How to manage this is a key element which will ultimately determine the success of the new regulations. The increased use of new and unfamiliar refrigerants will affect those working in all parts of the industry but undoubtedly the workforce that will feel the effects the most will be the engineers and contractors.
The legislation that came into force at the beginning of the year set the industry the task of reporting leaks based on CO2 equivalent calculations rather than kilograms. It also demanded follow-up checks from as early as 30 days to ensure that the work had been successful.
Legal log books
The regulations also require accurate F-Gas log books. Traditional methods of refrigerant reporting are time consuming and require a large paper trail. With this there is the added burden of endless filing and the risk of losing paper copies.
So I am sure you will agree that any method that cuts down on the use of paper and provides accurate reports is welcome, especially if this lessens the impact on the environment. But with the industry largely relying on manual logs, any alternative has to fully fit the needs of the user without making the job more complicated.
The only way of achieving this is to ask those working in the industry what they need to help them. This is what A-Gas did. We undertook extensive research at many levels of the industry to find out exactly what was needed to replace the old style paper-based system and provide something that was more efficient and able to meet the changing needs of the refrigeration industry.

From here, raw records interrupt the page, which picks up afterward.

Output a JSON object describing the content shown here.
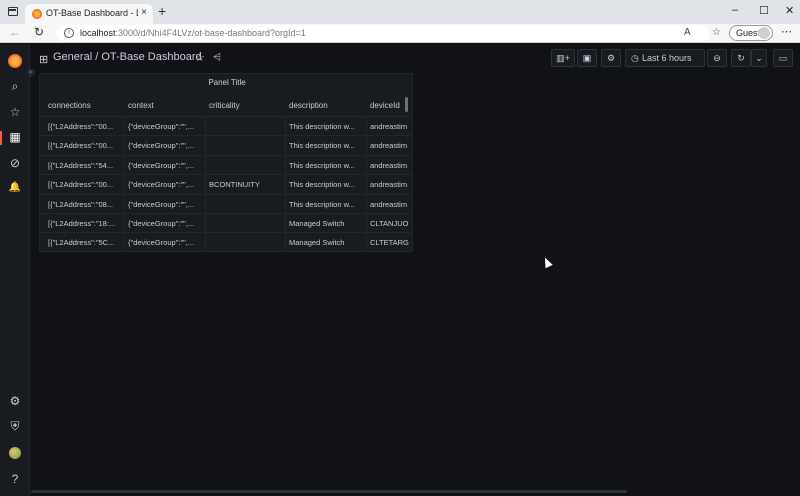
{
  "browser": {
    "tab_title": "OT-Base Dashboard - Dashboards",
    "tab_close": "×",
    "new_tab": "+",
    "url_host": "localhost",
    "url_path": ":3000/d/Nhi4F4LVz/ot-base-dashboard?orgId=1",
    "profile_label": "Guest",
    "window_controls": [
      "–",
      "☐",
      "✕"
    ]
  },
  "dashboard": {
    "folder": "General",
    "separator": "/",
    "title": "OT-Base Dashboard",
    "time_range": "Last 6 hours"
  },
  "panel": {
    "title": "Panel Title",
    "columns": [
      "connections",
      "context",
      "criticality",
      "description",
      "deviceId"
    ],
    "rows": [
      [
        "[{\"L2Address\":\"00...",
        "{\"deviceGroup\":\"\",...",
        "",
        "This description w...",
        "andreastim"
      ],
      [
        "[{\"L2Address\":\"00...",
        "{\"deviceGroup\":\"\",...",
        "",
        "This description w...",
        "andreastim"
      ],
      [
        "[{\"L2Address\":\"54...",
        "{\"deviceGroup\":\"\",...",
        "",
        "This description w...",
        "andreastim"
      ],
      [
        "[{\"L2Address\":\"00...",
        "{\"deviceGroup\":\"\",...",
        "BCONTINUITY",
        "This description w...",
        "andreastim"
      ],
      [
        "[{\"L2Address\":\"08...",
        "{\"deviceGroup\":\"\",...",
        "",
        "This description w...",
        "andreastim"
      ],
      [
        "[{\"L2Address\":\"18:...",
        "{\"deviceGroup\":\"\",...",
        "",
        "Managed Switch",
        "CLTANJUO"
      ],
      [
        "[{\"L2Address\":\"5C...",
        "{\"deviceGroup\":\"\",...",
        "",
        "Managed Switch",
        "CLTETARG"
      ]
    ]
  },
  "icons": {
    "search": "⌕",
    "star": "☆",
    "dashboards": "▦",
    "explore": "⊘",
    "alerting": "🔔",
    "config": "⚙",
    "shield": "⛨",
    "help": "?",
    "share": "⋖",
    "grid": "⊞",
    "back": "←",
    "reload": "↻",
    "add_panel": "📊",
    "save": "💾",
    "settings": "⚙",
    "clock": "◷",
    "zoom_out": "⊖",
    "refresh": "↻",
    "chevron_down": "⌄",
    "tv": "▭"
  },
  "colors": {
    "background": "#111217",
    "panel_bg": "#181b1f",
    "text": "#ccccdc",
    "accent": "#f55f3e"
  }
}
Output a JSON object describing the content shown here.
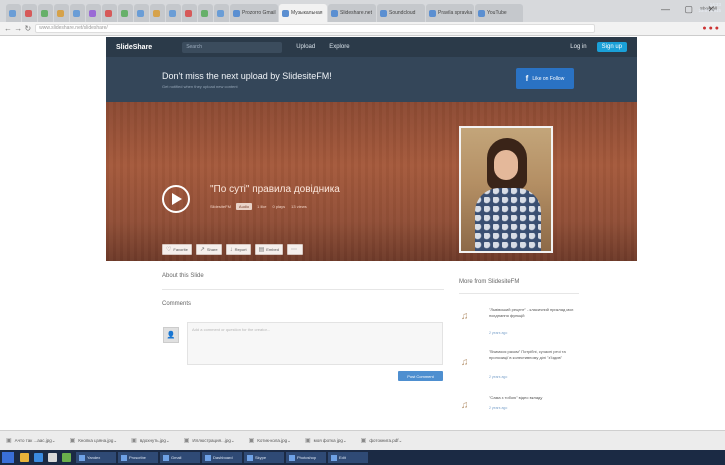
{
  "browser": {
    "tabs": [
      {
        "label": "",
        "color": "#6a9dd6"
      },
      {
        "label": "",
        "color": "#d65a5a"
      },
      {
        "label": "",
        "color": "#67b06a"
      },
      {
        "label": "",
        "color": "#d6a24a"
      },
      {
        "label": "",
        "color": "#6a9dd6"
      },
      {
        "label": "",
        "color": "#9a6ad6"
      },
      {
        "label": "",
        "color": "#d65a5a"
      },
      {
        "label": "",
        "color": "#67b06a"
      },
      {
        "label": "",
        "color": "#6a9dd6"
      },
      {
        "label": "",
        "color": "#d6a24a"
      },
      {
        "label": "",
        "color": "#6a9dd6"
      },
      {
        "label": "",
        "color": "#d65a5a"
      },
      {
        "label": "",
        "color": "#67b06a"
      },
      {
        "label": "",
        "color": "#6a9dd6"
      }
    ],
    "wide_tabs": [
      "Prozorro Gmail",
      "Музыкальная",
      "Slideshare.net",
      "Soundcloud",
      "Pravila spravka",
      "YouTube"
    ],
    "window_controls": "— ▢ ✕",
    "url": "www.slideshare.net/slideshare/",
    "nav_glyphs": "← → ↻"
  },
  "site": {
    "logo": "SlideShare",
    "search_placeholder": "Search",
    "nav_upload": "Upload",
    "nav_explore": "Explore",
    "login": "Log in",
    "signup": "Sign up"
  },
  "banner": {
    "title": "Don't miss the next upload by SlidesiteFM!",
    "subtitle": "Get notified when they upload new content",
    "follow_icon": "f",
    "follow_label": "Like on Follow"
  },
  "hero": {
    "title": "\"По суті\" правила довідника",
    "author": "SlidesiteFM",
    "tag": "Audio",
    "meta": [
      "1 like",
      "0 plays",
      "13 views"
    ],
    "actions": [
      {
        "icon": "♡",
        "label": "Favorite"
      },
      {
        "icon": "↗",
        "label": "Share"
      },
      {
        "icon": "↓",
        "label": "Report"
      },
      {
        "icon": "▤",
        "label": "Embed"
      },
      {
        "icon": "⋯",
        "label": ""
      }
    ]
  },
  "content": {
    "about_heading": "About this Slide",
    "comments_heading": "Comments",
    "comment_placeholder": "Add a comment or question for the creator...",
    "post_button": "Post Comment"
  },
  "more_from": {
    "heading": "More from SlidesiteFM",
    "items": [
      {
        "title": "\"Львівський рецепт\" - класичний приклад моє поєднання функцій",
        "date": "2 years ago"
      },
      {
        "title": "\"Вчимося разом\" Потрібні, сучасні речі та пропозиції в колективному ділі \"з'їздив\"",
        "date": "2 years ago"
      },
      {
        "title": "\"Сама з тобою\" відео вкладу",
        "date": "2 years ago"
      }
    ]
  },
  "downloads": {
    "items": [
      "Ачто так ...aac.jpg",
      "Кнопка цзяна.jpg",
      "вдохнуть.jpg",
      "Иллюстрация...jpg",
      "Котик-кола.jpg",
      "моя фотка jpg",
      "фотокнига.pdf"
    ],
    "show_all": "Show all"
  },
  "taskbar": {
    "icon_colors": [
      "#e8b33a",
      "#3b8be0",
      "#d9d9d9",
      "#6ab04c"
    ],
    "buttons": [
      "Yandex",
      "Proscribe",
      "Gmail",
      "Dashboard",
      "Skype",
      "Photoshop",
      "Edit"
    ],
    "time": "14:23",
    "date": "23.07.2015"
  }
}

They wanted a tool with a built-in barcode scanner that would gather accurate information in an instant. They wanted the ability to analyse performance when they needed it to meet the needs of F-Gas compliance and ensure end user customer satisfaction. The devil is in the detail with leak detection and to have a handy piece of kit which can make this simple to understand was the clear message we were receiving.
Engineers wanted access to information at their fingertips. They wanted reports on what work had been carried out on a make or model of equipment to the type and the quantity of the refrigerant used at a specific site.
Tracking and tracing
The industry is beginning to recognise that the ability to track refrigerant usage by the cylinder, equipment and the customer is becoming a necessity – and if you can achieve this online, so much the better. That’s why A-Gas has launched Gas-Trak Online™ (GTO), an F-Gas reporting and cylinder-tracking tool, designed to make leak detecting and refrigerant management easier. Free to download on smartphones and tablets, this app comes complete with the key features needed to help users comply with the complex issues presented by the F-Gas Regulations.
We quickly understood that if you could do this work without the need for Internet access it would make the job even easier. The ability to log all your refrigerant use in the app and summarise the data in a unique online F-Gas log-book was a quick way to store the required information. The app had to be fast and efficient and able to be used on the move, while storing cylinder and asset data from a range of different suppliers.
Be quicker and more efficient
Be sure that the latest F-Gas Regulations are only the beginning of a series of major changes to affect our industry. A more holistic approach in how we use and work with refrigerants is emerging around the world. Information at the touch of a button for those working at the sharp end will become increasingly valuable to determine the way we manage this.